[Materials provided — start]

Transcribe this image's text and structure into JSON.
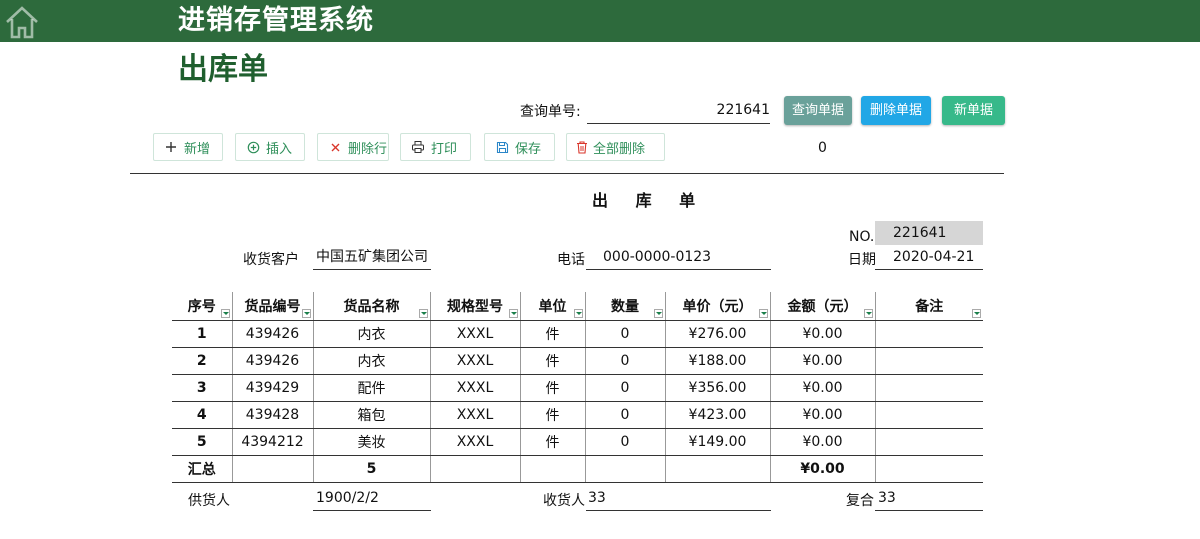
{
  "header": {
    "app_title": "进销存管理系统"
  },
  "page_title": "出库单",
  "query": {
    "label": "查询单号:",
    "value": "221641"
  },
  "actions": {
    "query": "查询单据",
    "delete_doc": "删除单据",
    "new_doc": "新单据"
  },
  "toolbar": {
    "add": "新增",
    "insert": "插入",
    "delete_row": "删除行",
    "print": "打印",
    "save": "保存",
    "delete_all": "全部删除",
    "counter": "0"
  },
  "form": {
    "title": "出 库 单",
    "no_label": "NO.",
    "no_value": "221641",
    "customer_label": "收货客户",
    "customer_value": "中国五矿集团公司",
    "phone_label": "电话",
    "phone_value": "000-0000-0123",
    "date_label": "日期",
    "date_value": "2020-04-21"
  },
  "table": {
    "headers": [
      "序号",
      "货品编号",
      "货品名称",
      "规格型号",
      "单位",
      "数量",
      "单价（元）",
      "金额（元）",
      "备注"
    ],
    "rows": [
      [
        "1",
        "439426",
        "内衣",
        "XXXL",
        "件",
        "0",
        "¥276.00",
        "¥0.00",
        ""
      ],
      [
        "2",
        "439426",
        "内衣",
        "XXXL",
        "件",
        "0",
        "¥188.00",
        "¥0.00",
        ""
      ],
      [
        "3",
        "439429",
        "配件",
        "XXXL",
        "件",
        "0",
        "¥356.00",
        "¥0.00",
        ""
      ],
      [
        "4",
        "439428",
        "箱包",
        "XXXL",
        "件",
        "0",
        "¥423.00",
        "¥0.00",
        ""
      ],
      [
        "5",
        "4394212",
        "美妆",
        "XXXL",
        "件",
        "0",
        "¥149.00",
        "¥0.00",
        ""
      ]
    ],
    "summary": {
      "label": "汇总",
      "name_count": "5",
      "total": "¥0.00"
    }
  },
  "footer": {
    "supplier_label": "供货人",
    "supplier_value": "1900/2/2",
    "receiver_label": "收货人",
    "receiver_value": "33",
    "reviewer_label": "复合",
    "reviewer_value": "33"
  },
  "colors": {
    "header_bg": "#2d6a3c",
    "title_green": "#1f5f2e",
    "query_btn": "#6aa19a",
    "delete_btn": "#21a7e6",
    "new_btn": "#37b98a",
    "no_bg": "#d6d6d6"
  },
  "icons": {
    "home": "home-icon",
    "add": "plus-icon",
    "insert": "circle-plus-icon",
    "delete_row": "x-icon",
    "print": "printer-icon",
    "save": "floppy-icon",
    "delete_all": "trash-icon"
  }
}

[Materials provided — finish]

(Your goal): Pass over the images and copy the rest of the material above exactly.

(Exercise solution):
Transcribe this image's text and structure into JSON.
{
  "header": {
    "app_title": "进销存管理系统"
  },
  "page_title": "出库单",
  "query": {
    "label": "查询单号:",
    "value": "221641"
  },
  "actions": {
    "query": "查询单据",
    "delete_doc": "删除单据",
    "new_doc": "新单据"
  },
  "toolbar": {
    "add": "新增",
    "insert": "插入",
    "delete_row": "删除行",
    "print": "打印",
    "save": "保存",
    "delete_all": "全部删除",
    "counter": "0"
  },
  "form": {
    "title": "出 库 单",
    "no_label": "NO.",
    "no_value": "221641",
    "customer_label": "收货客户",
    "customer_value": "中国五矿集团公司",
    "phone_label": "电话",
    "phone_value": "000-0000-0123",
    "date_label": "日期",
    "date_value": "2020-04-21"
  },
  "table": {
    "headers": [
      "序号",
      "货品编号",
      "货品名称",
      "规格型号",
      "单位",
      "数量",
      "单价（元）",
      "金额（元）",
      "备注"
    ],
    "rows": [
      [
        "1",
        "439426",
        "内衣",
        "XXXL",
        "件",
        "0",
        "¥276.00",
        "¥0.00",
        ""
      ],
      [
        "2",
        "439426",
        "内衣",
        "XXXL",
        "件",
        "0",
        "¥188.00",
        "¥0.00",
        ""
      ],
      [
        "3",
        "439429",
        "配件",
        "XXXL",
        "件",
        "0",
        "¥356.00",
        "¥0.00",
        ""
      ],
      [
        "4",
        "439428",
        "箱包",
        "XXXL",
        "件",
        "0",
        "¥423.00",
        "¥0.00",
        ""
      ],
      [
        "5",
        "4394212",
        "美妆",
        "XXXL",
        "件",
        "0",
        "¥149.00",
        "¥0.00",
        ""
      ]
    ],
    "summary": {
      "label": "汇总",
      "name_count": "5",
      "total": "¥0.00"
    }
  },
  "footer": {
    "supplier_label": "供货人",
    "supplier_value": "1900/2/2",
    "receiver_label": "收货人",
    "receiver_value": "33",
    "reviewer_label": "复合",
    "reviewer_value": "33"
  },
  "colors": {
    "header_bg": "#2d6a3c",
    "title_green": "#1f5f2e",
    "query_btn": "#6aa19a",
    "delete_btn": "#21a7e6",
    "new_btn": "#37b98a",
    "no_bg": "#d6d6d6"
  },
  "icons": {
    "home": "home-icon",
    "add": "plus-icon",
    "insert": "circle-plus-icon",
    "delete_row": "x-icon",
    "print": "printer-icon",
    "save": "floppy-icon",
    "delete_all": "trash-icon"
  }
}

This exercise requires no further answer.